Be Aware of Remote Access Scams

As scammers use new and seemingly more realistic, tactics to gain access to computers, remote access scams are becoming increasingly common. So, how does it work and what should you be on the lookout for? We’ve got you covered with the latest tactics we’ve seen.

Man looking at the computer with an access granted message displaying.

Step 1: First, scammers may send an email or text or will call potential targets with an invoice or automatic renewal notice that states the victim will get charged if they don’t respond.

Step 2: When the victim calls and states they don’t want their product or didn’t sign up for the bogus item or service, the scammer says they need to remote into their computer to verify that the software in question is not on their PC or mobile device. 

Step 3: Then, when they remote in, the scammer convinces their target to log into their online banking account to verify that the charges have been refunded. 

Step 4: Once the victim logs into their online banking account, the scammer has direct access to all of the victim’s accounts and has captured the victim’s online banking credentials. From this point forward, the scammer may transfer money to themselves or attempt other forms of fraud.

Step 5: If the scammer is unable to conduct fraud at this stage, they’ll try different tactics. One of which includes transferring an amount from savings to the main checking account, in an amount much greater than the charge that was first presented in the fake invoice or automatic renewal; they do this to make it look like a deposit has been made. The scammer then convinces the victim that they accidentally refunded too much money and the victim will need to purchase gift cards for the amount the scammer “deposited”, then share the gift card codes with the scammer.

At this point, a majority of victims realize that this is a scam and not the legitimate company they claimed to be. Scammers tend to use well-known and reputable companies to impersonate, including Geek Squad, Microsoft, Norton Antivirus and even local banks.

Note that Royal Bank will never ask for your username and password and will never call you to remote into your computer. If you’re contacted with an invoice or automatic renewal notice that you weren’t expecting, contact the company directly by searching their information online and verifying the charge. If the email is malicious, delete it immediately and do not click on any links.

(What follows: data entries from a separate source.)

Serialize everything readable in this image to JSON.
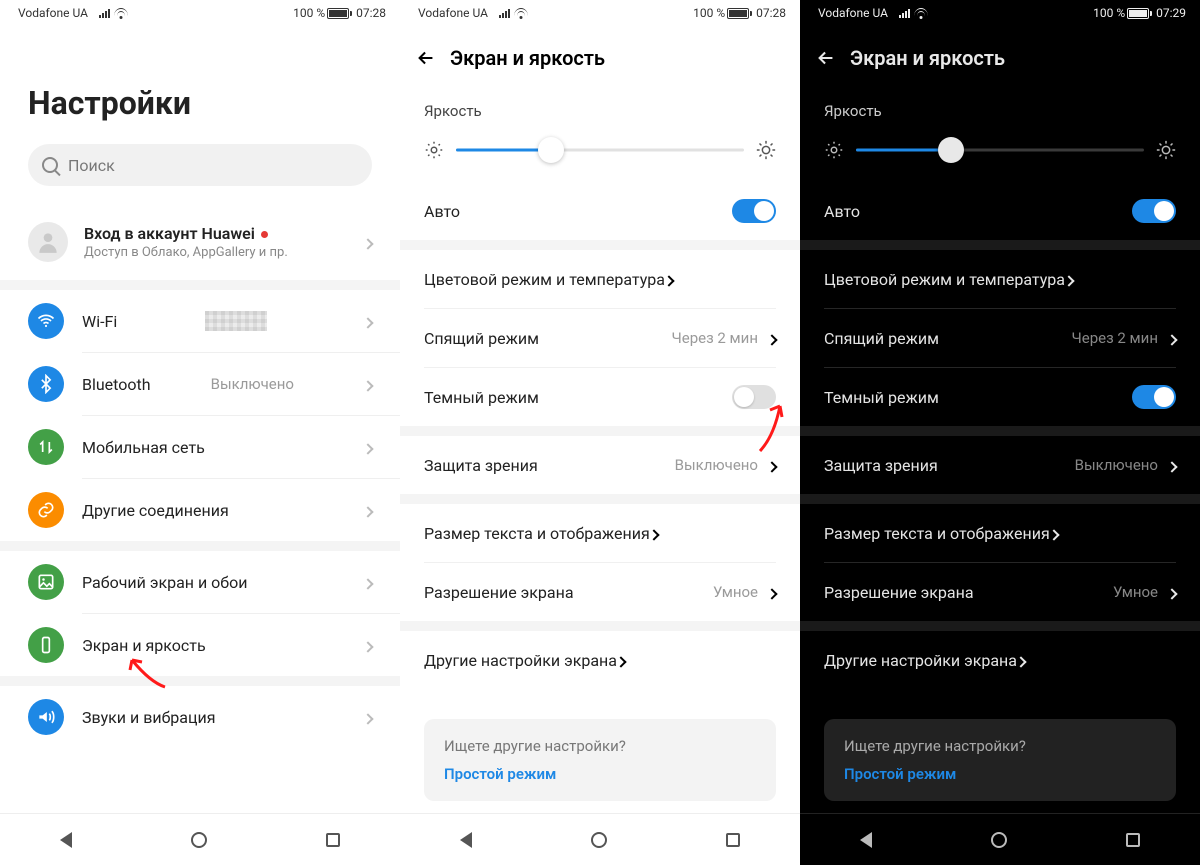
{
  "status": {
    "carrier": "Vodafone UA",
    "battery_pct": "100 %",
    "time_a": "07:28",
    "time_b": "07:28",
    "time_c": "07:29"
  },
  "screen1": {
    "title": "Настройки",
    "search_placeholder": "Поиск",
    "account": {
      "title": "Вход в аккаунт Huawei",
      "subtitle": "Доступ в Облако, AppGallery и пр."
    },
    "items": {
      "wifi": {
        "label": "Wi-Fi"
      },
      "bluetooth": {
        "label": "Bluetooth",
        "value": "Выключено"
      },
      "mobile": {
        "label": "Мобильная сеть"
      },
      "other": {
        "label": "Другие соединения"
      },
      "wallpaper": {
        "label": "Рабочий экран и обои"
      },
      "display": {
        "label": "Экран и яркость"
      },
      "sound": {
        "label": "Звуки и вибрация"
      }
    }
  },
  "display": {
    "header": "Экран и яркость",
    "brightness_label": "Яркость",
    "auto_label": "Авто",
    "color_mode": "Цветовой режим и температура",
    "sleep": {
      "label": "Спящий режим",
      "value": "Через 2 мин"
    },
    "dark_mode": "Темный режим",
    "eye_comfort": {
      "label": "Защита зрения",
      "value": "Выключено"
    },
    "text_size": "Размер текста и отображения",
    "resolution": {
      "label": "Разрешение экрана",
      "value": "Умное"
    },
    "more": "Другие настройки экрана",
    "hint_q": "Ищете другие настройки?",
    "hint_link": "Простой режим"
  }
}
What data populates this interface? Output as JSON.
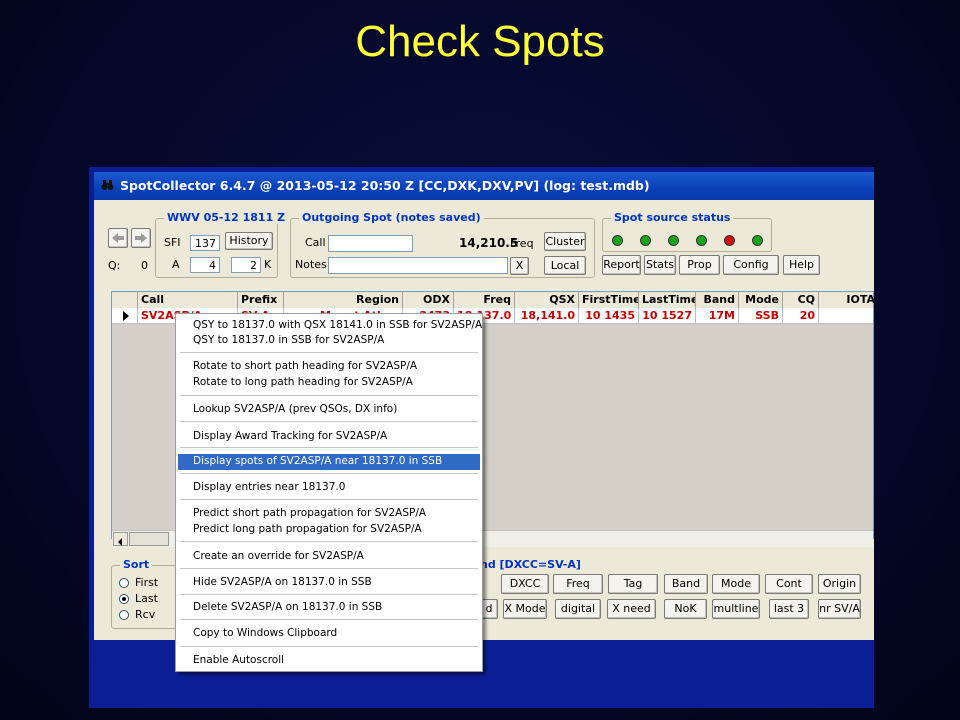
{
  "slide": {
    "title": "Check Spots"
  },
  "window": {
    "title": "SpotCollector 6.4.7 @ 2013-05-12  20:50 Z [CC,DXK,DXV,PV] (log: test.mdb)"
  },
  "wwv": {
    "label": "WWV 05-12 1811 Z",
    "sfi_label": "SFI",
    "sfi_value": "137",
    "history_button": "History",
    "a_label": "A",
    "a_value": "4",
    "k_value": "2",
    "k_label": "K"
  },
  "nav": {
    "q_label": "Q:",
    "q_value": "0"
  },
  "outgoing": {
    "label": "Outgoing Spot (notes saved)",
    "call_label": "Call",
    "call_value": "",
    "freq_value": "14,210.5",
    "freq_label": "Freq",
    "cluster_button": "Cluster",
    "notes_label": "Notes",
    "notes_value": "",
    "clear_button": "X",
    "local_button": "Local"
  },
  "source_status": {
    "label": "Spot source status",
    "leds": [
      "#1aa51a",
      "#1aa51a",
      "#1aa51a",
      "#1aa51a",
      "#d01010",
      "#1aa51a"
    ],
    "buttons": [
      "Report",
      "Stats",
      "Prop",
      "Config",
      "Help"
    ]
  },
  "grid": {
    "columns": [
      "Call",
      "Prefix",
      "Region",
      "ODX",
      "Freq",
      "QSX",
      "FirstTime",
      "LastTime",
      "Band",
      "Mode",
      "CQ",
      "IOTA"
    ],
    "rows": [
      [
        "SV2ASP/A",
        "SV-A",
        "Mount Athos",
        "2473",
        "18,137.0",
        "18,141.0",
        "10 1435",
        "10 1527",
        "17M",
        "SSB",
        "20",
        ""
      ]
    ]
  },
  "bottom": {
    "sort_label": "Sort",
    "sort_options": [
      "First",
      "Last",
      "Rcv"
    ],
    "filter_label": "nd [DXCC=SV-A]",
    "row1_buttons": [
      "DXCC",
      "Freq",
      "Tag",
      "Band",
      "Mode",
      "Cont",
      "Origin"
    ],
    "row2_buttons": [
      "d",
      "X Mode",
      "digital",
      "X need",
      "NoK",
      "multline",
      "last 3",
      "nr SV/A"
    ]
  },
  "context_menu": {
    "items": [
      "QSY to 18137.0 with QSX 18141.0 in SSB for SV2ASP/A",
      "QSY to 18137.0 in SSB for SV2ASP/A",
      "Rotate to short path heading for SV2ASP/A",
      "Rotate to long path heading for SV2ASP/A",
      "Lookup SV2ASP/A (prev QSOs, DX info)",
      "Display Award Tracking for SV2ASP/A",
      "Display spots of SV2ASP/A near 18137.0 in SSB",
      "Display entries near 18137.0",
      "Predict short path propagation for SV2ASP/A",
      "Predict long path propagation for SV2ASP/A",
      "Create an override for SV2ASP/A",
      "Hide SV2ASP/A on 18137.0 in SSB",
      "Delete SV2ASP/A on 18137.0 in SSB",
      "Copy to Windows Clipboard",
      "Enable Autoscroll"
    ],
    "highlighted_item": "Display spots of SV2ASP/A near 18137.0 in SSB"
  }
}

If you have any questions or feel that you have been a victim of fraud, contact your local authorities or any Royal Bank location for additional resources.